Gender is a critical and crosscutting issue in many areas of development policy and programming. In addition to the fifth Sustainable Development Goal, which focuses on achieving gender equality, expertise on gender is required to meet many of the other SDGs, including those around climate action, economic growth, education, and sustainable agriculture.
More than 1,400 jobs related to gender have been posted on Devex’s job board over the past 120 days, offering a snapshot of where gender experts are in demand.
More than half of the jobs posted were for middle- or senior-level professionals. United Nations agencies were responsible for more than one-third of the entry-level positions and most of the internships posted.
Around 9% of the jobs were for consultants, but organizations were also seeking project management officers, human rights officers, chiefs of party, project specialists, and emergency gender-based violence managers, among other roles.
Which sectors are hiring gender experts?
Almost one-third of the postings were in project management, where some of the key skills required are grant management, monitoring and evaluation, administration, and accountability. Institutional development accounted for 17% of the jobs posted, while inclusive development accounted for 10%. Energy, urban development, and the private sector were the areas where there was the least hiring for gender experts.
Where are the jobs?
In terms of location, by far the largest share of the jobs advertised, at 22%, were based in the U.S. — in part, perhaps, because of the dominance of U.N. agencies in the hiring figures.
This was followed by worldwide positions — those undertaken remotely, many of which were consulting positions — and Switzerland, which each accounted for 3% of the jobs.
Kenya and the Democratic Republic of the Congo each accounted for 2%. The other top locations were India, Thailand, Bangladesh, Ethiopia, Iraq, and Sudan.
Which organizations are hiring?
The three biggest employers of gender experts during this time period were all U.N. agencies. UNICEF advertised 144 positions relating to gender expertise, of which 9% were based in the U.S., where the agency is headquartered. The positions ranged from communications and advocacy to community health, planning and budgets, and public partnerships.
UNICEF was hiring for 6% of its roles in Syria, where it sought professionals with expertise in child protection, logistics, social policy, and prevention of sexual exploitation and abuse.
There was also significant hiring in Chad, Rwanda, Jordan, the Democratic Republic of the Congo, and Nigeria, with six jobs posted in each of these countries.
The U.N. Development Programme, meanwhile, was looking to fill numerous positions for people with gender expertise, including remote workers. In Malaysia, it was seeking consultants for the formulation of policies related to national education, culture, health, economics, and land rights. There were also several opportunities for interns to work as part of the UNDP Accelerator Labs or U.N. Technology Innovation Labs — the global learning networks set up to test and scale solutions for different development challenges.
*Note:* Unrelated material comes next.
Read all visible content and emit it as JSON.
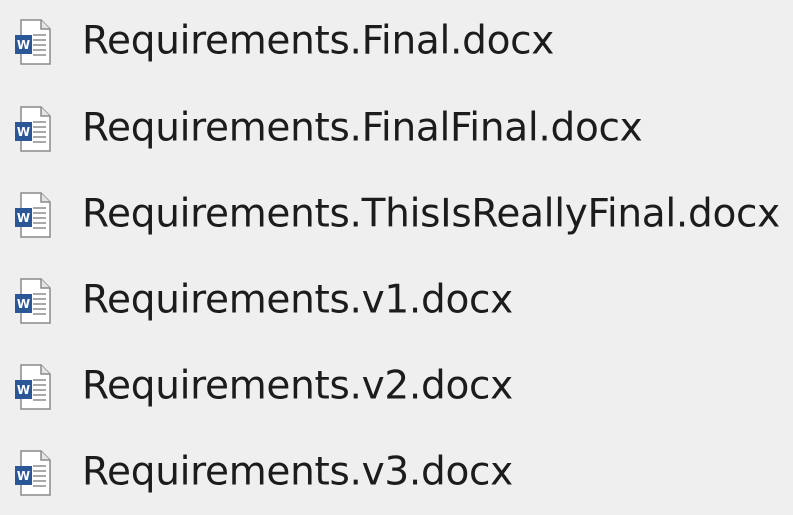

A large share of jobs were also posted for Sri Lanka, where project coordinators were particularly in demand.
Devex takes a look at the hiring trends around climate work in the global development sector.
The third-biggest employer of gender experts during the past four months has been UN Women, which was doing most of its hiring in the U.S. — where the agency is headquartered — followed by Barbados and Egypt. While most of these positions were in project management and social or inclusive development, there was also significant hiring for roles spanning agricultural and rural development, democracy, human rights and governance, economic development, and media and communications.
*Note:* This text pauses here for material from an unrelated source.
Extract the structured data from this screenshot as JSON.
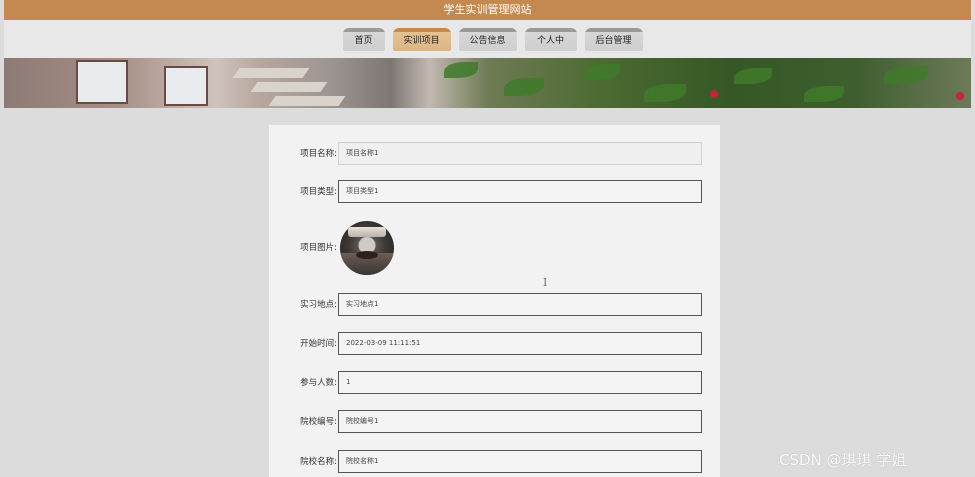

Outside of the U.N., the top employer was Chemonics International. Again, most of its hiring — 39% — was for roles in the U.S., but the company was also looking for gender experts in Bangladesh, which accounted for 22% of its jobs. Chemonics was hiring chiefs of party, in particular, for openings mostly in Asia and Africa.
Devex, with support from our partner UN Women, is exploring how data is being used to inform policy and advocacy to advance gender equality. Gender data is crucial to make every woman and girl count. Visit the Focus on: Gender Data page for more. Disclaimer: the views in this article do not necessarily represent the views of UN Women.